Cathie Wood has a knack for growth stocks, but she can also be forgiving when momentum runs dry. The founder, CEO, and chief investment officer of ARK Invest made it a point to buy into some of her biggest laggards on Thursday.
Wood added to her stakes in Teladoc Health (TDOC -5.33%), Blade Air Mobility (BLDE -0.83%), and Skillz (SKLZ -3.65%) on Thursday. The three stocks have fallen between 52% and 77% from their 52-week highs as of Thursday's close. Let's check out her shopping bag.
A lot of growth investors have given up on Teladoc, but that only means more shares to go around for ARK Invest. The telehealth specialist has plummeted 60% since peaking in February, but that's apparently a dinner bell for Wood. ARK Invest added to its Teladoc position in four of its exchange-traded funds.
Teladoc tumbled on Thursday despite posting compelling growth targets at its Investor Day presentation. The $2.015 to $2.025 billion it expects to record in revenue this year is roughly in line with expectations, but it sees healthy growth in the coming years. Teladoc's outlook for the next couple of years begins with a $2.6 billion target for next year, topping $4 billion by the time 2024 rolls around. We're talking about Teladoc's doubling in three years, translating to a compound average growth rate of 25% to 30%.
Is this a slower clip than what investors have been treated to lately? Sure, but acquisitions have helped prop up the top-line steps in the past. Teladoc is the second largest holding among ARK Invest's positions, and it now owns 11% of the entire telemedicine company.
Blade Air Mobility
Pointing out that Blade Air Mobility is trading just 52% below this year's high makes it the relative winner of this three-stock sampler of Thursday purchases. Blade Air Mobility has a niche product -- providing on-demand helicopter transport services -- that's limited to major cities with heavy traffic and folks with the means to pay up to fly past the gridlock.
The stock did get a bit more interesting when Blade Mobility announced a deal to acquire Trinity Air Medical, a provider of human organ air transport. However, that's also a thin market. It remains to be seen if the business can grow to the point where it can achieve scalability.
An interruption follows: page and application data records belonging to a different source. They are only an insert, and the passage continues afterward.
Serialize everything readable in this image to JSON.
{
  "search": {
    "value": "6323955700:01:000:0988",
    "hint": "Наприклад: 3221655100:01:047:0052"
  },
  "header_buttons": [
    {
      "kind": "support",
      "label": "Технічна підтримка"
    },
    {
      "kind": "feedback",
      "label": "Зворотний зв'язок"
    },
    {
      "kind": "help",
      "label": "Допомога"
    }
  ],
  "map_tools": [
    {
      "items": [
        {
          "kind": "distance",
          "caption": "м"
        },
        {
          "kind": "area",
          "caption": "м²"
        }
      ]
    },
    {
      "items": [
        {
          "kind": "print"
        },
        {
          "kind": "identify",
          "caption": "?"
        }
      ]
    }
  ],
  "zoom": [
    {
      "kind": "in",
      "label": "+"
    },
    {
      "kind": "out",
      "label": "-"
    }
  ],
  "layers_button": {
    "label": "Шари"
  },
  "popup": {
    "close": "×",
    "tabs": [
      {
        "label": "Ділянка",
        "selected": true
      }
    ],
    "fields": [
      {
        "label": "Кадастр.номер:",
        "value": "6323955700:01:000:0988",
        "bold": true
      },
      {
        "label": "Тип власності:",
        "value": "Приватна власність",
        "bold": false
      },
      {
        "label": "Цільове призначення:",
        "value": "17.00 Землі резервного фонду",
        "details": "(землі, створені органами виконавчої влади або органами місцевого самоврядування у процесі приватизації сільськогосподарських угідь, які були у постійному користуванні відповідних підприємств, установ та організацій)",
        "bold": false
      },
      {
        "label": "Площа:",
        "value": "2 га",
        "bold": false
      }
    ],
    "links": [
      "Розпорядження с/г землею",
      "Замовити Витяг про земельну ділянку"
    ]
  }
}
With the stock price dipping back into the single digits on Thursday, Wood felt she would hail another flight before the stock takes off.
The hardest hit of the three stocks is Skillz. The online gaming platform peaked in February like Teladoc and Blade Air Mobility. It just happens to be trading a brutal 77% lower than its high.
Skillz was an easy story stock to get behind when it was on the rise. It offered developers of casual games a way to monetize their creations through contests and tournaments. Everybody would win as players would get a shot at prizes, developers would draw a crowd, and Skillz got a way to push out its ad inventory.
Revenue is growing at a healthy pace, up 70% in its latest quarter. The rub for Skillz is that profitability seems elusive. Skillz spent more to cover sales and marketing in this month's third-quarter report than it generated in revenue. It's never a good look when a single line item wipes out the entirety of the top line.
Normally you don't worry about the bottom line when a company is in this stage of market expansion, but it is troublesome. Skillz has posted a larger-than-expected loss in each of the past four quarters.